[Data records — start]
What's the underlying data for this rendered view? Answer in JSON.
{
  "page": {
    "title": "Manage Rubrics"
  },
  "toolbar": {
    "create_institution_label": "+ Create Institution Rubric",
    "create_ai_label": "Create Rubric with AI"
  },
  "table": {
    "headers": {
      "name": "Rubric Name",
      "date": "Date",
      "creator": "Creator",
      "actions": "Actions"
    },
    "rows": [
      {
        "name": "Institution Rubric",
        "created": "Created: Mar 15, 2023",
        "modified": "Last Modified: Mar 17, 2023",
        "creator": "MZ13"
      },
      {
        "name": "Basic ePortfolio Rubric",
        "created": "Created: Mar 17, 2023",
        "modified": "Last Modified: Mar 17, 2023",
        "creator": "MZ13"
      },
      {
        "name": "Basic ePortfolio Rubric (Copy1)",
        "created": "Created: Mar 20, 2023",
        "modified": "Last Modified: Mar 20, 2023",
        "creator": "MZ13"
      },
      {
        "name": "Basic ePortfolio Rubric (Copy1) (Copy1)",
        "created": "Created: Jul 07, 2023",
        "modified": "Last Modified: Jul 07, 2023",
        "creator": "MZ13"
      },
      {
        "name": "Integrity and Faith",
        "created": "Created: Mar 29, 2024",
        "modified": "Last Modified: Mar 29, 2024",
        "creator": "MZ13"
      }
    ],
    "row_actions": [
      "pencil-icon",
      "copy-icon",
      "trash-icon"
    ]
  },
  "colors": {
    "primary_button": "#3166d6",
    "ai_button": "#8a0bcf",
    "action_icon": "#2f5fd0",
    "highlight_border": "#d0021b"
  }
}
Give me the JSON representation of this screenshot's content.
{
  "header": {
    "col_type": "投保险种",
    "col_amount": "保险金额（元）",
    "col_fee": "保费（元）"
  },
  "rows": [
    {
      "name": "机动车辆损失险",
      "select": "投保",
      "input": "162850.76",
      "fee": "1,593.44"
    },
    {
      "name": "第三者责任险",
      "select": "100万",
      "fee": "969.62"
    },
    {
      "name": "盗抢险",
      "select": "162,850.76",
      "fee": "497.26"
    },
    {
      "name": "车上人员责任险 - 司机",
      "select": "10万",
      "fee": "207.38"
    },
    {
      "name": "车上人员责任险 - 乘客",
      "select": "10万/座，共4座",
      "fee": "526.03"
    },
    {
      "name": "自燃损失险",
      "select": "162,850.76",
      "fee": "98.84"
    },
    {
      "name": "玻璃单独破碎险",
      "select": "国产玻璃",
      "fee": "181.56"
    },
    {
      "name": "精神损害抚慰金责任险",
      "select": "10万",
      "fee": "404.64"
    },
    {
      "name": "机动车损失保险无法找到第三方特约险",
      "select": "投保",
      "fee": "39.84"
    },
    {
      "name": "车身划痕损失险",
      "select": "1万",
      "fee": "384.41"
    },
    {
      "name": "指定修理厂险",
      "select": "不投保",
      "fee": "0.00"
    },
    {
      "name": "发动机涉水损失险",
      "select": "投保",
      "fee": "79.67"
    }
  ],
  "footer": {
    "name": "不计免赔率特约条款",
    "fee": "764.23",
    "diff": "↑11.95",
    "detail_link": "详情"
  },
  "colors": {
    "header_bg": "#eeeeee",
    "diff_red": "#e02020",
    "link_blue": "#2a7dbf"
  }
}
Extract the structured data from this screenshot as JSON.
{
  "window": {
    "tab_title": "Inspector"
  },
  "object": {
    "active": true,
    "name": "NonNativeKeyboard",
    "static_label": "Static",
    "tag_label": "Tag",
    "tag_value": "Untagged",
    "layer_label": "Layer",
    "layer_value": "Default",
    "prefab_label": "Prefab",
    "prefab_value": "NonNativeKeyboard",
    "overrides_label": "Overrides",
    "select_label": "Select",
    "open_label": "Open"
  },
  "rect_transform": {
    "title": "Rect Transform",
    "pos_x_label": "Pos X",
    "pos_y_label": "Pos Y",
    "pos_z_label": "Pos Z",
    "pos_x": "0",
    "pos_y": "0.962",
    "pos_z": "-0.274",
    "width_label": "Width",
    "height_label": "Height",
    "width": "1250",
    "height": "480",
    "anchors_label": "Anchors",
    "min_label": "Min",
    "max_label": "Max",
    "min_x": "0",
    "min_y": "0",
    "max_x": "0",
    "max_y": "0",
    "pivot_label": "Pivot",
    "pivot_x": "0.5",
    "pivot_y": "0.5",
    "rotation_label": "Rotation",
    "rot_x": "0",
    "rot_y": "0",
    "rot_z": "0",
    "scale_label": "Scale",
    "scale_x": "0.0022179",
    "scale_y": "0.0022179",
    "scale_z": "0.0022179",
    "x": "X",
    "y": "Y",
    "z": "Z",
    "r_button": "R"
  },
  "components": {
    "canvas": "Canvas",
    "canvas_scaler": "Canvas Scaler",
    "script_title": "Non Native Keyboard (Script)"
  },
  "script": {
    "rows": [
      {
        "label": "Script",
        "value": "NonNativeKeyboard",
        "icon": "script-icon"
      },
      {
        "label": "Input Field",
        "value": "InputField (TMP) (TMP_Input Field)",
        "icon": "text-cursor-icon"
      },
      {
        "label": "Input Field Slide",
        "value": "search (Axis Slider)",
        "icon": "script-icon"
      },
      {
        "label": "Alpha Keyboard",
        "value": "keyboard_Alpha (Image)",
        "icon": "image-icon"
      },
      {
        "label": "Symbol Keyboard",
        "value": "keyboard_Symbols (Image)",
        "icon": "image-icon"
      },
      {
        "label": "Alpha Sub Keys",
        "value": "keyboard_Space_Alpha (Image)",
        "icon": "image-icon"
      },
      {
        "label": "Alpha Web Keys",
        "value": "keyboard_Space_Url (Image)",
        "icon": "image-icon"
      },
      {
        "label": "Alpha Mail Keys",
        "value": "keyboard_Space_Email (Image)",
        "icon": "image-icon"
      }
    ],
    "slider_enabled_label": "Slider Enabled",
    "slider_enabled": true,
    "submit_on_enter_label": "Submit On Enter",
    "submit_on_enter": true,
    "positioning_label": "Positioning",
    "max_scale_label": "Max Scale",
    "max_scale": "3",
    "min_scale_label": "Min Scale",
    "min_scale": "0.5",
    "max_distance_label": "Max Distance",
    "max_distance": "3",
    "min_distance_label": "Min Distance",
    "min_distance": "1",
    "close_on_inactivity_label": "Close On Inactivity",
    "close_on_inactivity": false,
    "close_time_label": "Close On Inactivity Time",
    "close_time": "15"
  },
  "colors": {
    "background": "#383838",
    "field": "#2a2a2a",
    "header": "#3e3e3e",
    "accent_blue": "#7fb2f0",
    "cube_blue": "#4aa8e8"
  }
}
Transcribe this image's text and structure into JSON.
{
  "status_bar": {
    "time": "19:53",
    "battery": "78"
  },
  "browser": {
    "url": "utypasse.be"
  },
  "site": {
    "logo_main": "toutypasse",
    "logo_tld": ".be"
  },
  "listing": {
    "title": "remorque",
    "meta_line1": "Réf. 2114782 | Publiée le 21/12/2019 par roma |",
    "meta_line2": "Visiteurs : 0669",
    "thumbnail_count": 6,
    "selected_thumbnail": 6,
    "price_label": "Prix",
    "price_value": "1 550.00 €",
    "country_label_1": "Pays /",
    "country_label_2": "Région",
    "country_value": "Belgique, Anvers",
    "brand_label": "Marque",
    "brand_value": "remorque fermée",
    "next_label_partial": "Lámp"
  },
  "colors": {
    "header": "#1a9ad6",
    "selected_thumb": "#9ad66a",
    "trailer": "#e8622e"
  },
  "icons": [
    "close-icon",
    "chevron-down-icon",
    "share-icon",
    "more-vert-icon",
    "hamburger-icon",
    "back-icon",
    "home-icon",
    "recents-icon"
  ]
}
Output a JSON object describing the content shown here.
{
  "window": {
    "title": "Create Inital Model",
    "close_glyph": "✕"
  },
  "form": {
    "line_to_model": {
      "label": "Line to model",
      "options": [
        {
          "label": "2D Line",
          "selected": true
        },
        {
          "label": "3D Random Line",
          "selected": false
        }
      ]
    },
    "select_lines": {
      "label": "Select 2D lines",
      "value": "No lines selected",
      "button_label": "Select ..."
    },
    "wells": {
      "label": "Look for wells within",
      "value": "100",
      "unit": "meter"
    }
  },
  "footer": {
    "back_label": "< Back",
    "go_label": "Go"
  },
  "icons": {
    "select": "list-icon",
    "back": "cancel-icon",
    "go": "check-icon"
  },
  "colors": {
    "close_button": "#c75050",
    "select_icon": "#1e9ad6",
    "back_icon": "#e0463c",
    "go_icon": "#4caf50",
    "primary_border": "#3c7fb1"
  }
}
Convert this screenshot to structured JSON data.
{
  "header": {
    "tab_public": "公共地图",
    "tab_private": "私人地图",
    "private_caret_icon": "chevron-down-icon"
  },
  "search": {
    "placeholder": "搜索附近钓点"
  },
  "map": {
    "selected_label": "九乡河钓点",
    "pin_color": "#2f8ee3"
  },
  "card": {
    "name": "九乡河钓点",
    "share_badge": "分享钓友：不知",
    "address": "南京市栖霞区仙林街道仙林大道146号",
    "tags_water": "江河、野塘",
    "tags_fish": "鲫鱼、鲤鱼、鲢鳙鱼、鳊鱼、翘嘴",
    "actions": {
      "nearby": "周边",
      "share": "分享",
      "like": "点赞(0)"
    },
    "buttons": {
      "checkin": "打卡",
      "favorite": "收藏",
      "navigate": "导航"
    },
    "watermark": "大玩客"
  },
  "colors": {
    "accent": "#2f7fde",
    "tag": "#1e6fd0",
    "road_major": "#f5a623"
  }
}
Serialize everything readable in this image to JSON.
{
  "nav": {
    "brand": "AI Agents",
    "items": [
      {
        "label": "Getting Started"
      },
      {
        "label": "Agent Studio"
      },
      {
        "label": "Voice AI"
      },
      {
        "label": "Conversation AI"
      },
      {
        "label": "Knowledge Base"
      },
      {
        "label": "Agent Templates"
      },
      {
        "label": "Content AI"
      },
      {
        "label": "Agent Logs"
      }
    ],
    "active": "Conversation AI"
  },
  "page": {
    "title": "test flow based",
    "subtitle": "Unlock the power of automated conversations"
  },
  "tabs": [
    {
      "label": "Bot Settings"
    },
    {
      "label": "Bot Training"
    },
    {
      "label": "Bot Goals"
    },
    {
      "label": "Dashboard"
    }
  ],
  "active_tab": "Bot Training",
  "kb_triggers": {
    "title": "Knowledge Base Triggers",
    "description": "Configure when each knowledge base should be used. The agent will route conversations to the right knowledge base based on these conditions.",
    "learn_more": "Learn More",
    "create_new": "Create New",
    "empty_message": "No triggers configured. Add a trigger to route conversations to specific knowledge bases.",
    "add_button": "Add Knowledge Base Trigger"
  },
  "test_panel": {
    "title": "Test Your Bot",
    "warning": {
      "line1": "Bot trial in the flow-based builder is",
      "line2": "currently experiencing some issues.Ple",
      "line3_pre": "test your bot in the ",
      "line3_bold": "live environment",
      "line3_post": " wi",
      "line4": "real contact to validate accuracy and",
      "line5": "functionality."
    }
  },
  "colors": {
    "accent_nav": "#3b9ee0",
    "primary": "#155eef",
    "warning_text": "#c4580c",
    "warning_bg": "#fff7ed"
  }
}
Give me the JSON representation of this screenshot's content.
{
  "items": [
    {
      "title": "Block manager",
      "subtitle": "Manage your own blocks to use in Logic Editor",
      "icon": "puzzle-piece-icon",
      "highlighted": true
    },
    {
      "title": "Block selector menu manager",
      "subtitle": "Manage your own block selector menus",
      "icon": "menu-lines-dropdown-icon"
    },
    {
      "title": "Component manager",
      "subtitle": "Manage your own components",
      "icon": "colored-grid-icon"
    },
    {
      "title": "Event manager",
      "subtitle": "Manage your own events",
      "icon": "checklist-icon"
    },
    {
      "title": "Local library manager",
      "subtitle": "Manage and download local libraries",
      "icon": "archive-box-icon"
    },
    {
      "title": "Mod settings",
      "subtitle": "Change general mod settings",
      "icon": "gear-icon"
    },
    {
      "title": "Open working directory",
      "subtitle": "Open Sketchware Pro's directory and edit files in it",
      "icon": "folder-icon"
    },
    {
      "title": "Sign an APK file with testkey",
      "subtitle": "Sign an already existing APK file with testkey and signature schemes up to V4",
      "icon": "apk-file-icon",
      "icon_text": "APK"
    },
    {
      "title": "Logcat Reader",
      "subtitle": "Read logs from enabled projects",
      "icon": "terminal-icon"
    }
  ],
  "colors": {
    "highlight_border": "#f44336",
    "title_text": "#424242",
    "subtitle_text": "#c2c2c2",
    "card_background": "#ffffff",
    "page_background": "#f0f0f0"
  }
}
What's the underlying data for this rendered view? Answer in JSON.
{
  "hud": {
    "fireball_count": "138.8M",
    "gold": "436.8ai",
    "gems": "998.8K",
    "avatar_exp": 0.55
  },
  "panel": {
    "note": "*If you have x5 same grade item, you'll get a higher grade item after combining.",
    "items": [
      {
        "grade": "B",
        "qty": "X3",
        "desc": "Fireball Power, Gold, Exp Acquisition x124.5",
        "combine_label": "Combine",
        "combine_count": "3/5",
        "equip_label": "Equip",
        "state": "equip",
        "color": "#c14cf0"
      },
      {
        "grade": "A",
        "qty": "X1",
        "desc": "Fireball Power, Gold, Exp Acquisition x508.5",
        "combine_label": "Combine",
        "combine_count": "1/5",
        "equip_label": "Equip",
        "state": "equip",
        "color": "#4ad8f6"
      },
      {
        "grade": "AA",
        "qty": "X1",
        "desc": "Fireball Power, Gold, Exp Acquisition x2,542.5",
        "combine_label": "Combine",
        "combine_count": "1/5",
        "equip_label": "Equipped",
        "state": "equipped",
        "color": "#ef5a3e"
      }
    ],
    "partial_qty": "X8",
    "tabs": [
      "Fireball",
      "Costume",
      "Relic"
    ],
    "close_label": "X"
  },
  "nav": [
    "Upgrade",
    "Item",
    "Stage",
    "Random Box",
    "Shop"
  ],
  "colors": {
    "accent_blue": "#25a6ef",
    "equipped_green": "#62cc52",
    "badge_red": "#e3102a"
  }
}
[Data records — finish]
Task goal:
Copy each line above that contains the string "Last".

Task output:
        "modified": "Last Modified: Mar 17, 2023",
        "modified": "Last Modified: Mar 17, 2023",
        "modified": "Last Modified: Mar 20, 2023",
        "modified": "Last Modified: Jul 07, 2023",
        "modified": "Last Modified: Mar 29, 2024",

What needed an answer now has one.